Behind the Wheel: Over the hill
It’s not a stretch to say Twin Lakes isn’t somewhere many people spend significant time.Typically, a stop in the tiny town just over Independence Pass happens because of an extra large mug of coffee while leaving Aspen for points south. Those bladder-busting sharp curves just before the town limits always leave me scrambling for the town’s only public pit toilet.So while Twin Lakes has always been a pit stop (literally) on a quest for the perfect road trip, my husband and I found ourselves driving to this town – year-round population: 26 – just to be there last weekend. Strange, I know.We meandered up Independence Pass on Sunday afternoon, forgetting the CD collection and listening to country crooners sing about “goin’ through the big D, and I don’t mean Dallas,” and other quirky tales of heartache.Abandoned log cabins from the mining boom of the 1800s still sit in a field to the right, but the rest of the town is on the left. There’s not much more than a few bed and breakfasts, a cafe that serves breakfast and lunch, three artsy shops and a general store that sells ice cream bars, fishing tackle and gasoline. We found dinner in Granite and tried the braised yak. It tasted like steak.The locals asked us about life on the other side of the hill and lamented the loss of the local ambulance, which Lake County just moved to Leadville. A shop owner on the volunteer fire department described gnarly accidents she’s seen, and she said they used to have T-shirts reading, “Go fast around Parry Peak Curve, and we’ll see you soon.”At the 100-plus-year-old Twin Lakes Nordic Inn, every board in the floor creaked, and some of the rooms are named after the ladies of ill repute who used to work there. We watched people cast lines into the lakes and stared across at the abandoned Interlaken resort, a sign of more prosperous times.Aspen is in full postcard-perfect swing right now, and you wouldn’t want to miss the reason many of us still live here (as opposed to the wintry reason for which we came in the first place), but you might consider a quick trip over the hill sometime. I promise it’ll be less crowded.

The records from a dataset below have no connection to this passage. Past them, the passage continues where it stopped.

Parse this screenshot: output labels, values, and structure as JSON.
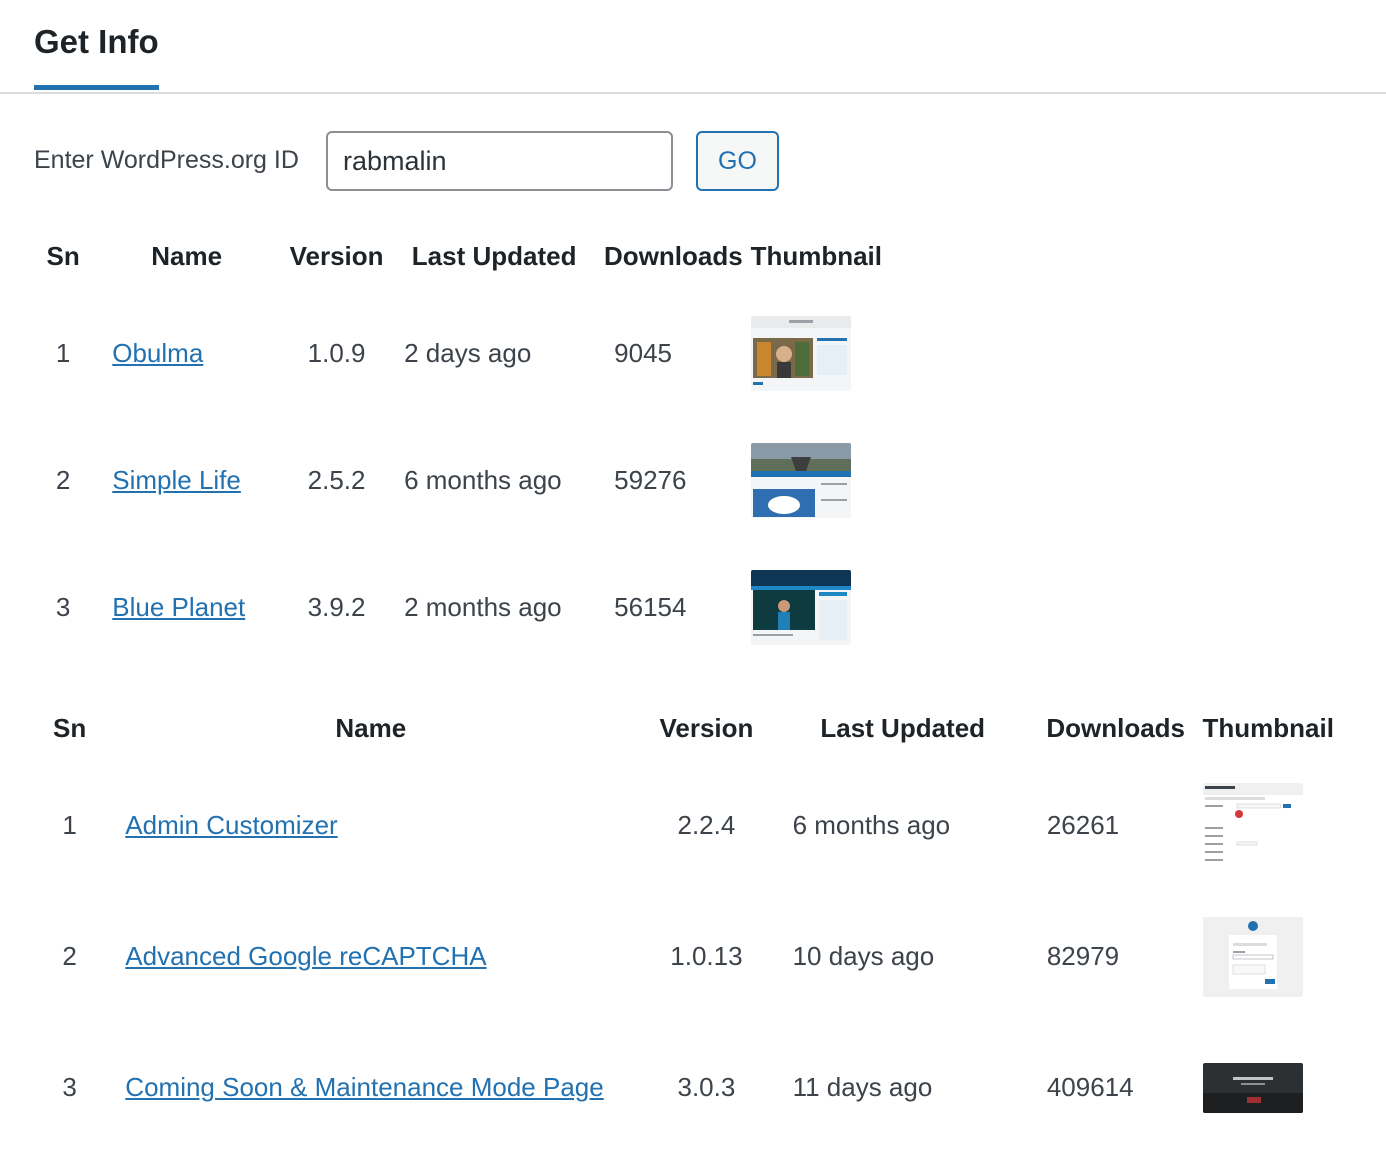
{
  "tabs": {
    "active_label": "Get Info"
  },
  "form": {
    "label": "Enter WordPress.org ID",
    "input_value": "rabmalin",
    "button_label": "GO"
  },
  "themes_table": {
    "headers": {
      "sn": "Sn",
      "name": "Name",
      "version": "Version",
      "last_updated": "Last Updated",
      "downloads": "Downloads",
      "thumbnail": "Thumbnail"
    },
    "rows": [
      {
        "sn": "1",
        "name": "Obulma",
        "version": "1.0.9",
        "last_updated": "2 days ago",
        "downloads": "9045"
      },
      {
        "sn": "2",
        "name": "Simple Life",
        "version": "2.5.2",
        "last_updated": "6 months ago",
        "downloads": "59276"
      },
      {
        "sn": "3",
        "name": "Blue Planet",
        "version": "3.9.2",
        "last_updated": "2 months ago",
        "downloads": "56154"
      }
    ]
  },
  "plugins_table": {
    "headers": {
      "sn": "Sn",
      "name": "Name",
      "version": "Version",
      "last_updated": "Last Updated",
      "downloads": "Downloads",
      "thumbnail": "Thumbnail"
    },
    "rows": [
      {
        "sn": "1",
        "name": "Admin Customizer",
        "version": "2.2.4",
        "last_updated": "6 months ago",
        "downloads": "26261"
      },
      {
        "sn": "2",
        "name": "Advanced Google reCAPTCHA",
        "version": "1.0.13",
        "last_updated": "10 days ago",
        "downloads": "82979"
      },
      {
        "sn": "3",
        "name": "Coming Soon & Maintenance Mode Page",
        "version": "3.0.3",
        "last_updated": "11 days ago",
        "downloads": "409614"
      }
    ]
  },
  "colors": {
    "link": "#2271b1",
    "tab_underline": "#2271b1",
    "heading": "#1d2327",
    "text": "#3c434a"
  }
}
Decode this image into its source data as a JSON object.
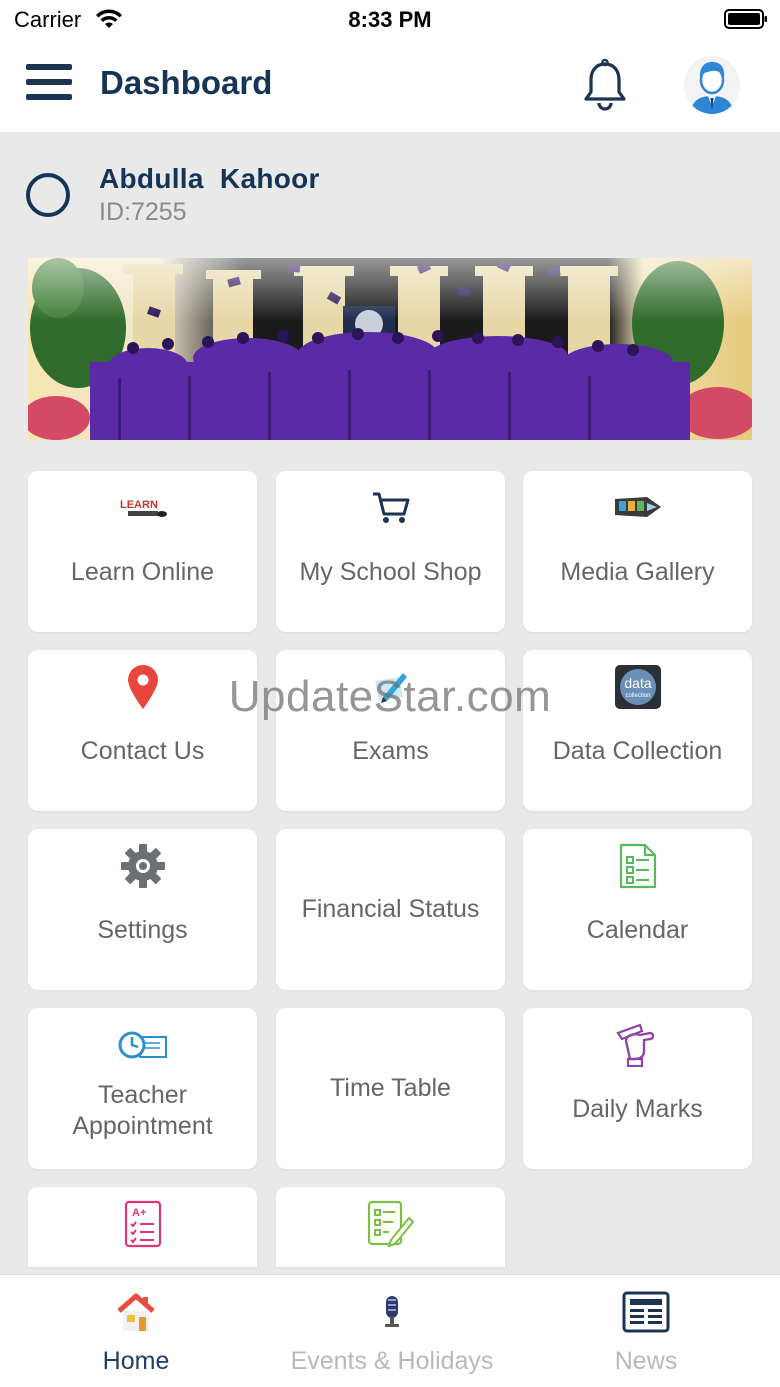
{
  "status_bar": {
    "carrier": "Carrier",
    "time": "8:33 PM"
  },
  "header": {
    "title": "Dashboard"
  },
  "user": {
    "name": "Abdulla  Kahoor",
    "id": "ID:7255"
  },
  "tiles": [
    {
      "label": "Learn Online",
      "icon": "learn-icon"
    },
    {
      "label": "My School Shop",
      "icon": "cart-icon"
    },
    {
      "label": "Media Gallery",
      "icon": "film-icon"
    },
    {
      "label": "Contact Us",
      "icon": "location-pin-icon"
    },
    {
      "label": "Exams",
      "icon": "exam-pen-icon"
    },
    {
      "label": "Data Collection",
      "icon": "data-icon"
    },
    {
      "label": "Settings",
      "icon": "gear-icon"
    },
    {
      "label": "Financial Status",
      "icon": ""
    },
    {
      "label": "Calendar",
      "icon": "checklist-icon"
    },
    {
      "label": "Teacher Appointment",
      "label_lines": [
        "Teacher",
        "Appointment"
      ],
      "icon": "clock-note-icon"
    },
    {
      "label": "Time Table",
      "icon": ""
    },
    {
      "label": "Daily Marks",
      "icon": "hand-pen-icon"
    },
    {
      "label": "",
      "icon": "grade-sheet-icon"
    },
    {
      "label": "",
      "icon": "form-pen-icon"
    }
  ],
  "watermark": "UpdateStar.com",
  "tab_bar": {
    "home": "Home",
    "events": "Events & Holidays",
    "news": "News"
  },
  "colors": {
    "primary": "#163556",
    "inactive": "#b9b9b9",
    "tile_text": "#666666",
    "background": "#e9e9e9"
  }
}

Since winning her first X Games medal in 2019 — slopestyle gold — the now 21-year-old Kiwi has become the most dominant force in the discipline.